Continuing through the fantastic Hobsbawm book I’m currently reading, I was struck by the similarities between a current debate in development and one that Hobsbawm wrote about in the 1960s.
William Easterly conceives the battleground in development policy as a fight between â€˜plannersâ€™ and â€˜searchersâ€™. He scorns the planners as blind men drawing and then following maps for terrain that can not be known. Searchers, on the other hand, are where hope lies. Without grand plans, they try; they fail. They try again. They fail better. Eventually they succeed. And eventually one of these successes lights a fuse for larger development, or all of these successes build upon each other until the economy is fully formed.

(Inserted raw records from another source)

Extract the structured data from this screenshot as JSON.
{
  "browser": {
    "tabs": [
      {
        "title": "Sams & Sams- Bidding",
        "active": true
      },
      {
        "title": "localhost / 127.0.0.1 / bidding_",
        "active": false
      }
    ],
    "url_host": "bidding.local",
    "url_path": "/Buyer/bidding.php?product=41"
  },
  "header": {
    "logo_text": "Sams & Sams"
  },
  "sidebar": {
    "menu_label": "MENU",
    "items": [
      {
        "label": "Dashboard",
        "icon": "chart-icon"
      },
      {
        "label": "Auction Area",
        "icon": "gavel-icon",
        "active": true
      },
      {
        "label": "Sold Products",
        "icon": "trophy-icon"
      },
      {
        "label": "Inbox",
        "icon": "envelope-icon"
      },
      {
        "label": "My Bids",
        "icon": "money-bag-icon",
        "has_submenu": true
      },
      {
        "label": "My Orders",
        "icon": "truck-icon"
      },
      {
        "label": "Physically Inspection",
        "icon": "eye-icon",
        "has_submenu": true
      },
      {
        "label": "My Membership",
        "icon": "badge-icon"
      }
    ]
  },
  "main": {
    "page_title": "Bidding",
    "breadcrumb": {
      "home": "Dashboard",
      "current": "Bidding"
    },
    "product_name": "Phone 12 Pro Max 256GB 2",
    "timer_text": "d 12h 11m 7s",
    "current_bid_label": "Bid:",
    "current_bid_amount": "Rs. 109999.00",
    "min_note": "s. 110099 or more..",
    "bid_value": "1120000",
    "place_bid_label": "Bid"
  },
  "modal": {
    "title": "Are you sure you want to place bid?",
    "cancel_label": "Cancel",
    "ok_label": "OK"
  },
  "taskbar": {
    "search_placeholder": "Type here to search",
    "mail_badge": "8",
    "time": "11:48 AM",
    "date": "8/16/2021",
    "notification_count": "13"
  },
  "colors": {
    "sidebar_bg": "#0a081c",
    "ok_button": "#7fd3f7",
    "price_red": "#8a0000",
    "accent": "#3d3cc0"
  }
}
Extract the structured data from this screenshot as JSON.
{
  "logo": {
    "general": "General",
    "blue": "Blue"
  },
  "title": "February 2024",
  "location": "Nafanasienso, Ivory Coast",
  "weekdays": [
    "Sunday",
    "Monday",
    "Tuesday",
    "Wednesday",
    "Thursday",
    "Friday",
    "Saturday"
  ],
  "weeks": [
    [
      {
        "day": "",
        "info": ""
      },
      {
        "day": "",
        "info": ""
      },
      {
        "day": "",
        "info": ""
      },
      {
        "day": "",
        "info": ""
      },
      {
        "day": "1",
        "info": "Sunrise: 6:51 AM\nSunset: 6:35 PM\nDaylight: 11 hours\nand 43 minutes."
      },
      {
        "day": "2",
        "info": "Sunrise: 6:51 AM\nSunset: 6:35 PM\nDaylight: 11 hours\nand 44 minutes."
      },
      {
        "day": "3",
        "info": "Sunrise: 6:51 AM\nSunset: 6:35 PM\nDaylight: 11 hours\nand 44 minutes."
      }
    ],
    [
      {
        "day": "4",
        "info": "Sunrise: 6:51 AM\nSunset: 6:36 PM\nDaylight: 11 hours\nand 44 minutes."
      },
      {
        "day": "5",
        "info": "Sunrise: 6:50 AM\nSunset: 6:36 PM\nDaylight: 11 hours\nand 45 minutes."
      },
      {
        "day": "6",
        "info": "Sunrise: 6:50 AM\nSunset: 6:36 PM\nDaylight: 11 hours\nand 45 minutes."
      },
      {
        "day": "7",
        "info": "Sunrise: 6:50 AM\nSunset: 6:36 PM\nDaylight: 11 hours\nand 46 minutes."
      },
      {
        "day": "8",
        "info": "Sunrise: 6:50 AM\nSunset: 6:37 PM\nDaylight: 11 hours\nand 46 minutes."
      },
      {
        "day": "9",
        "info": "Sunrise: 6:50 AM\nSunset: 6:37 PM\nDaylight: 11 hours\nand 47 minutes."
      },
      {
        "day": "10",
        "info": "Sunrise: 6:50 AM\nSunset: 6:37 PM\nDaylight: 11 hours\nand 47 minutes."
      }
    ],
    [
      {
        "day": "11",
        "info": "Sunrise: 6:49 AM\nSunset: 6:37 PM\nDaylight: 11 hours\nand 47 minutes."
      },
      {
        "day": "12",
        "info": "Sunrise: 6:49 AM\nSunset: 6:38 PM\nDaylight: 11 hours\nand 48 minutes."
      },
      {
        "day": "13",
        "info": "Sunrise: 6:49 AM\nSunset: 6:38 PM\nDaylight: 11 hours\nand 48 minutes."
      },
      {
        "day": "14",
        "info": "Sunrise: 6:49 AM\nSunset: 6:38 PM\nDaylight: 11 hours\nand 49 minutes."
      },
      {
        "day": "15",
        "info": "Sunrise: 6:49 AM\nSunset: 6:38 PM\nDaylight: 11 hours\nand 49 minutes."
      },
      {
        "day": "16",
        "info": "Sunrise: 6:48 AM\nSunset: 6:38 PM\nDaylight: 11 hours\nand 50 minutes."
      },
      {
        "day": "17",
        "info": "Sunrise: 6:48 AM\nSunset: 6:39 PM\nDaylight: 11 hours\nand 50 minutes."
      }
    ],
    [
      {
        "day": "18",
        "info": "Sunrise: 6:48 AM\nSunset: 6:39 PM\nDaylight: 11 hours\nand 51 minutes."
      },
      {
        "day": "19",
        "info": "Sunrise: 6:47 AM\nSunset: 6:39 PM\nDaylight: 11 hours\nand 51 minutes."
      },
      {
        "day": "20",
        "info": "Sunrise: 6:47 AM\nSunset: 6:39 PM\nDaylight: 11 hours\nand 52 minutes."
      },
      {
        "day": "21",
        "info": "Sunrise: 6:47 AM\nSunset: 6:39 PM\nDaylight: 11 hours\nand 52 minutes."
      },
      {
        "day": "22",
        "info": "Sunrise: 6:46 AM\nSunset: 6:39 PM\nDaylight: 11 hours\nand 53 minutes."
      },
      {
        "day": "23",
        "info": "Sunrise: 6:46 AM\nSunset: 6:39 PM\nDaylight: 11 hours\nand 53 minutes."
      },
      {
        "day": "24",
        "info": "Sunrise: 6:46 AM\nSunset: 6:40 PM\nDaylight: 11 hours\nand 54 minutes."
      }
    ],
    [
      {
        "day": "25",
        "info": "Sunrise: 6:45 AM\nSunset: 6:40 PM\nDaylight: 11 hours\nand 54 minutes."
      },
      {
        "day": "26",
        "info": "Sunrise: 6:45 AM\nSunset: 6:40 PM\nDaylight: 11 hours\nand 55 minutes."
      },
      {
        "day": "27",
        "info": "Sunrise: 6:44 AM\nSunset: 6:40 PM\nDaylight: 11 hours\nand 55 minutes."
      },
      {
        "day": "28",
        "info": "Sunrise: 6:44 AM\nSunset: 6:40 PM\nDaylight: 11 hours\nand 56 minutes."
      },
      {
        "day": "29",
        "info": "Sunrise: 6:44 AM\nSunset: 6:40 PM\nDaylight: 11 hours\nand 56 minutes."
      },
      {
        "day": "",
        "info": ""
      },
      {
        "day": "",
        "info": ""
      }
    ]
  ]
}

Easterlyâ€™s enemies are those who believe that the economy and economic development path can be planned. Ha-Joon Chang is one, believing that industrial policy is a central component of development success. Yet Easterly is definitely fair in maligning all planners, including those who â€˜plan for marketsâ€™ by dismantling all vestiges of the pre-existing economy and its controls and letting the market do itâ€™s magic.
This argument is oddly reminiscent of an older intellectual approach in a very different context. Anarchism historically sought to bring down Governments through constant, random, revolutionary acts. At least one, they felt, would eventually prove to be the spark of revolution. This approach contrasted with, for example, revolutionary socialists, for whom planned revolution was required to effect a change in the way the state was structured.
Itâ€™s not such a bizarre comparison to make â€“ anarchism ran aground because its approach equated the failure of many planned revolutions to materialize with the bankruptcy of the planning approach, instead believing that random acts have a better chance of success. What this analysis failed to recognize was that these plans depended on the confluence of certain social, economic and political conditions. When they did not obtain, the plans would not come to fruition, or would fail when attempted. What this denotes is not the fundamental uselessness of the plan, but the reality that all plans must depend also on external factors. In other words, the conditions were not right for this plan to succeed; or this plan was not right for these conditions, but it was not the case that planning as an approach was inherently unsuccessful.
Anarchism attempted to remove the tyranny of circumstance. When an opportunity to act arose, it was taken. Very occasionally this led to massive social unrest, but most often it fizzled out because the opportunities were not built upon, precisely because concerted efforts require some level of planning. This is not to deny the importance of the â€˜searchersâ€™, those who act upon circumstance and build successes. They are central to success. It is simply to point out that their impact is maximized when set within a structure designed to do so.
In development, success is likely to be contingent on a wide array of conditions: is the government actively malignant, helpful or not such a strong influence one way or another? What are the natural resources available? Are there terms-of-trade trends that will influence macroeconomic conditions? What is the level of development in domestic capitalism? And so on and so on.
That plans often fail isnâ€™t necessarily surprising. We need to consider all of these questions before we decide on either a plan that suits the circumstances or on an approach to change the circumstances till we can apply a reasonable plan. That this is difficult and will often fail should not be taken to mean something that it doesnâ€™t. Trying to build on success as and when it is found is by no means more likely to succeed. In fact, in the knowledge that so much needs to change and so many efforts need to be coordinated, it rather seems that it is a more difficult approach, less likely to succeed; albeit one that is also less likely to fail outright simply because it doesnâ€™t set for itself clear criteria by which it can be judged.
Skepticism of the grand plans is important. We need it to remind us that we must constantly prune our planning instincts and constantly assess conditions and plans that seek to exploit them. Yet planning itself should not rejected â€“ the problems we deal with are too many and too interlinked to address without the coherence it can bring.